Maintenance: Water machines require regular water changes and cleaning, while others require minimal maintenance.
Experience level: Beginners might prefer magnetic or hydraulic machines for their ease of use, while experienced users might enjoy the realistic feel of air or water models.
Storage space: Water and hybrid machines can be larger and heavier, while air and hydraulic models are often more compact.
Q3: What is the best form for rowing machine?
Maintaining proper form is crucial to maximize benefits and avoid injury. Key points include:
Maintain a straight back and engaged core throughout the stroke.
Push with your legs first, then pull with your arms, keeping your elbows bent.
Avoid hunching your shoulders or rounding your back.
Use full leg extension and a complete arm pull for maximum engagement.
Consult a trainer or instructional video for detailed guidance.
Q4: What is the difference in rowers?
Rowing machines differ in resistance type (air, water, magnetic, hydraulic), size, price, and features such as display consoles, seat comfort, and folding mechanisms.

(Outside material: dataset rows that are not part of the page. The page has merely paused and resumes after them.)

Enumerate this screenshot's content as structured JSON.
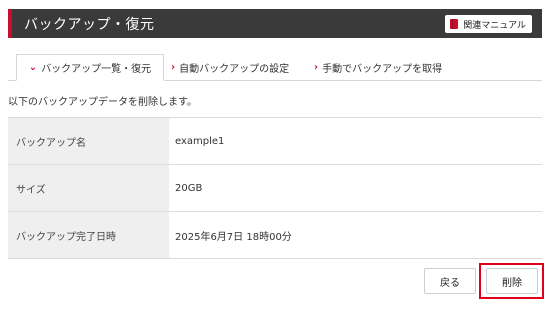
{
  "header": {
    "title": "バックアップ・復元",
    "manual_label": "関連マニュアル"
  },
  "tabs": [
    {
      "label": "バックアップ一覧・復元",
      "active": true
    },
    {
      "label": "自動バックアップの設定",
      "active": false
    },
    {
      "label": "手動でバックアップを取得",
      "active": false
    }
  ],
  "message": "以下のバックアップデータを削除します。",
  "details": [
    {
      "label": "バックアップ名",
      "value": "example1"
    },
    {
      "label": "サイズ",
      "value": "20GB"
    },
    {
      "label": "バックアップ完了日時",
      "value": "2025年6月7日 18時00分"
    }
  ],
  "buttons": {
    "back_label": "戻る",
    "delete_label": "削除"
  },
  "colors": {
    "accent": "#c8102e",
    "header_bg": "#3a3a3a",
    "highlight": "#e0001b"
  }
}
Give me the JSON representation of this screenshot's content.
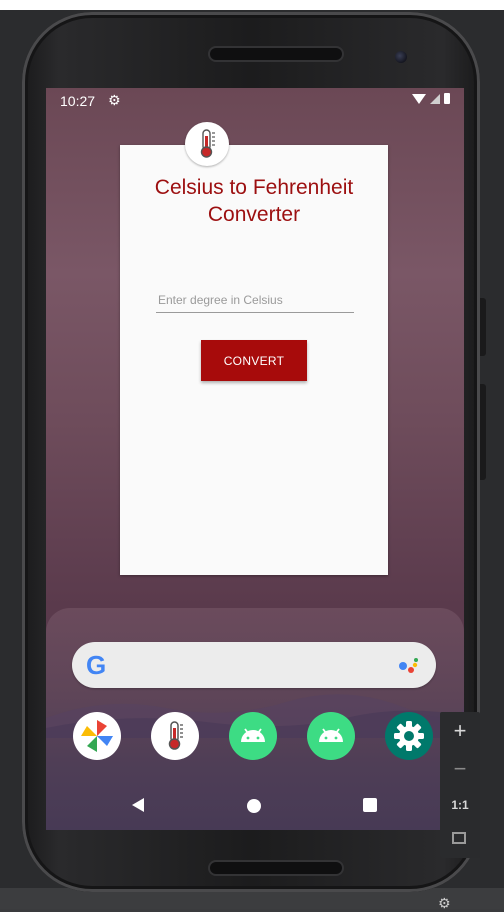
{
  "status_bar": {
    "time": "10:27",
    "settings_glyph": "⚙"
  },
  "card": {
    "title": "Celsius to Fehrenheit Converter",
    "input_placeholder": "Enter degree in Celsius",
    "input_value": "",
    "convert_label": "CONVERT"
  },
  "colors": {
    "accent": "#9c0f10",
    "button": "#a70b0b"
  },
  "search": {
    "logo": "G"
  },
  "dock": {
    "apps": [
      {
        "icon": "photos-pinwheel-icon"
      },
      {
        "icon": "thermometer-app-icon"
      },
      {
        "icon": "android-app-icon"
      },
      {
        "icon": "android-app-icon"
      },
      {
        "icon": "settings-gear-icon"
      }
    ]
  },
  "zoom": {
    "plus": "+",
    "minus": "−",
    "ratio": "1:1"
  }
}
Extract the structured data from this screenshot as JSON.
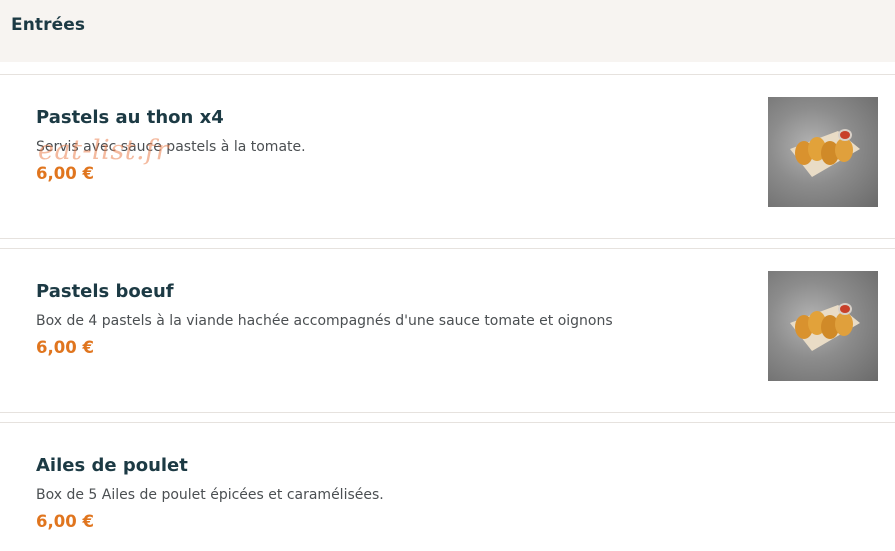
{
  "section": {
    "title": "Entrées"
  },
  "watermark": "eat-list.fr",
  "items": [
    {
      "name": "Pastels au thon x4",
      "description": "Servis avec sauce pastels à la tomate.",
      "price": "6,00 €",
      "has_image": true
    },
    {
      "name": "Pastels boeuf",
      "description": "Box de 4 pastels à la viande hachée accompagnés d'une sauce tomate et oignons",
      "price": "6,00 €",
      "has_image": true
    },
    {
      "name": "Ailes de poulet",
      "description": "Box de 5 Ailes de poulet épicées et caramélisées.",
      "price": "6,00 €",
      "has_image": false
    }
  ]
}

Each type of rower offers unique benefits and considerations, so it’s important to compare.
Thanks for reading “Which Rowing Machine To Buy? Pros & Cons – Explained.”.
To stay updated on the latest blogs related to rowing machines, we encourage you to subscribe to our email newsletter.
Furthermore, if you have any questions, feedback, or suggestions, leave a comment below or reach out to us directly on Instagram.
Thank you for joining us.
Please Share if You Found it Helpful!
Hi, I'm Rishabh I take pride in making 'The Most Trusted Home Gym Equipment' blog for India. We are known for delivering unbiased and practical advice on fitness equipment for people with different age groups, sports, and budgets. If we recommend a product it's our trust in it, that it would serve you the best, or nothing.Please join our cause.🙌